- Elements of the existing gas rules, focusing on natural gas mainly imported from outside the EU, do not address the specific characteristics of decentralised renewable and low-carbon gases production within the EU. The vast majority of today’s bio-methane plants in the EU are connected at the distribution level. However, the current regulatory framework does not anticipate decentralised gas injections, meaning that the tradability and access of renewable and low carbon gases to markets and the gas grid is not on a level playing field with fossil natural gas, affecting the business case of renewable and low carbon gases producers and the costs for achieving the EU’s climate objectives. Likewise LNG terminals are not necessarily fit for receiving renewable and low-carbon gases and granting access in a transparent way.
- In comparison to the electricity sector, the gas market framework lags behind on consumer protection. The growing volumes of bio-methane and hydrogen affect gas quality (i.e. the physical characteristic of gas) and thereby the design of gas infrastructure and end-user applications and entail the risk of market fragmentation.
It is noteworthy, in the Joint letter of 29 June 2021 the major European energy market players (including ENEL, EDF, Iberdrola) called for the inclusion of the hydrogen sector in the carbon border adjustment mechanism regulation (CBAM) with the intention to avoid fossil based and highly emitting hydrogen imports, which would be similar to carbon leakage for hydrogen production.
Fit for 55 amendments
On 14 July 2021 the European Commission presented the Renewable Energy Directive revision (European Commission Proposal for a Directive of the European Parliament and of the Council amending Directive (EU) 2018/2001 of the European Parliament and of the Council, Regulation (EU) 2018/1999 of the European Parliament and of the Council and Directive 98/70/EC of the European Parliament and of the Council as regards the promotion of energy from renewable sources, and repealing Council Directive (EU) 2015/652, COM(2021) 557 final).
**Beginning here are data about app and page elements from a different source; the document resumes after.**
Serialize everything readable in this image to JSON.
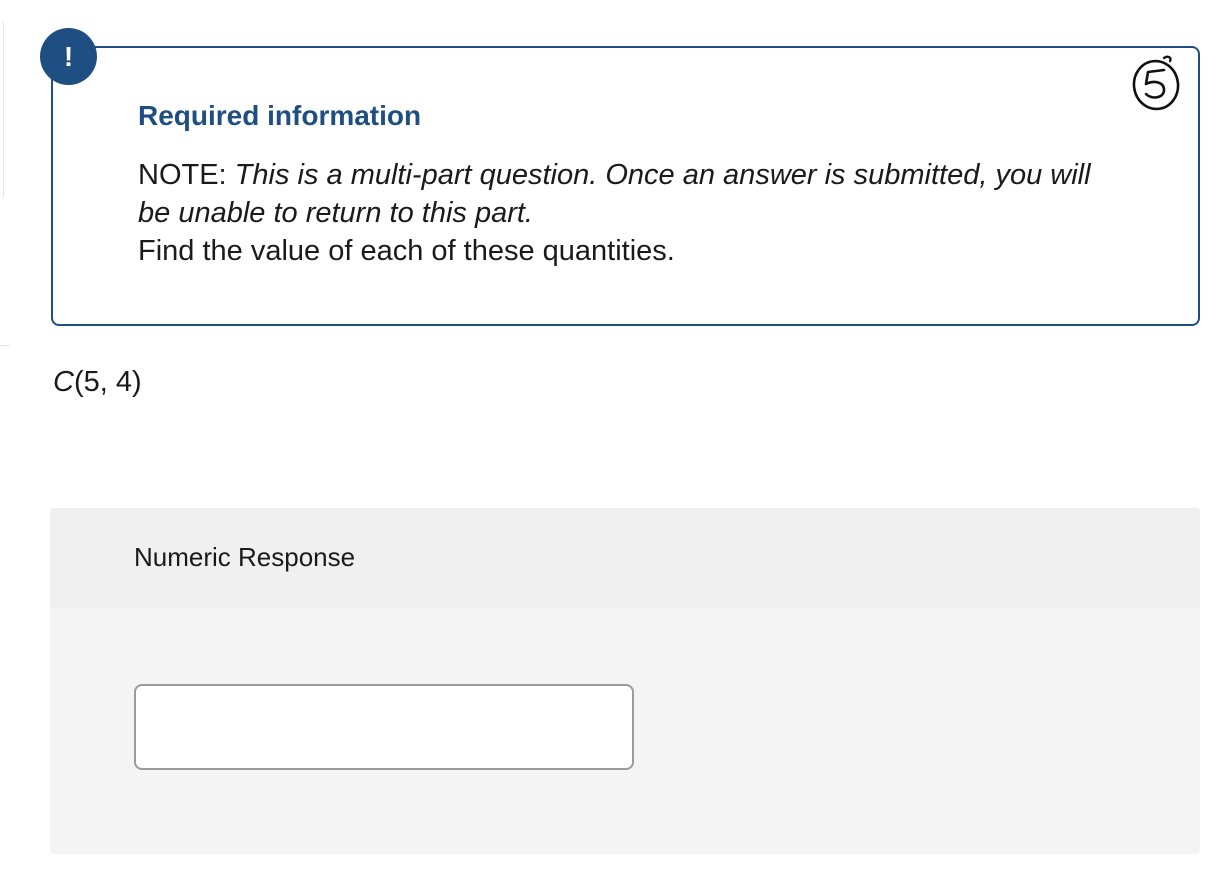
{
  "alert": {
    "symbol": "!"
  },
  "info": {
    "heading": "Required information",
    "note_prefix": "NOTE: ",
    "note_italic": "This is a multi-part question. Once an answer is submitted, you will be unable to return to this part.",
    "instruction": "Find the value of each of these quantities."
  },
  "question": {
    "function_name": "C",
    "arguments": "(5, 4)"
  },
  "response": {
    "label": "Numeric Response",
    "value": ""
  },
  "annotation": {
    "icon": "handwritten-circled-5",
    "text": "5"
  },
  "colors": {
    "accent": "#1f4e82",
    "response_bg": "#f4f4f4",
    "input_border": "#9a9a9a"
  }
}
The proposal includes the requirement for the EU Member States to ensure that the contribution of renewable fuels of non-biological origin used for final energy and non-energy purposes is 50 % of the hydrogen used for final energy and non-energy purposes in industry by 2030.
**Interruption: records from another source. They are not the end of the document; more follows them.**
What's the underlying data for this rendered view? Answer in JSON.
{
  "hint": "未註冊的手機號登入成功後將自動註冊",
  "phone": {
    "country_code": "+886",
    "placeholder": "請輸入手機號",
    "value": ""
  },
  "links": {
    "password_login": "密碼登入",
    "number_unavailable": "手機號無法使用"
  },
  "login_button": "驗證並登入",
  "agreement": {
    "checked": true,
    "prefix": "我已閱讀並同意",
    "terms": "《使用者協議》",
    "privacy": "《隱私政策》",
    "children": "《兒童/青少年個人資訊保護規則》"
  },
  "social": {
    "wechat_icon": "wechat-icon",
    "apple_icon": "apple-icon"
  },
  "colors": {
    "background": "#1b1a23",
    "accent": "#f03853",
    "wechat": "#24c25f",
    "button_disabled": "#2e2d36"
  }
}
Calculation of that percentage is to be made in accordance with the new Article 22a of the RED II.
The EU ETS proposal will include the production of hydrogen with electrolysers under the EU emissions trading system, making renewable and low-carbon facilities eligible for free allowances.
16 July 2021
14 July 2021
European Commission Proposal for a Directive of the European Parliament and of the Council amending Directive (EU) 2018/2001 of the European Parliament and of the Council, Regulation (EU) 2018/1999 of the European Parliament and of the Council and Directive 98/70/EC of the European Parliament and of the Council as regards the promotion of energy from renewable sources, and repealing Council Directive (EU) 2015/652, COM(2021) 557 final, new Article 22a of the RED II
29 June 2021
16 June 2021
28 May 2021
10 February 2021
- Revision of Directive 2009/73/EC of the European Parliament and of the Council of 13 July 2009 concerning common rules for the internal market in natural gas and repealing Directive 2003/55/EC
- Revision of Regulation (EC) No 715/2009 of the European Parliament and of the Council of 13 July 2009 on conditions for access to the natural gas transmission networks and repealing Regulation (EC) No 1775/2005
9 February 2021
When and How to Regulate Hydrogen Networks? “European Green Deal” Regulatory White Paper series (paper #1) relevant to the European Commission’s Hydrogen and Energy System Integration Strategies, ACER, CEER
1 October 2020
10 July 2020
8 July 2020
Communication from the Commission to the European Parliament, take Council, the European Economic and Social Committee and the Committee of the Regions, A hydrogen strategy for a climate-neutral Europe, COM(2020) 301 final
ACER Market Monitoring Report 2019 – Gas Wholesale Market Volume, 23 September 2020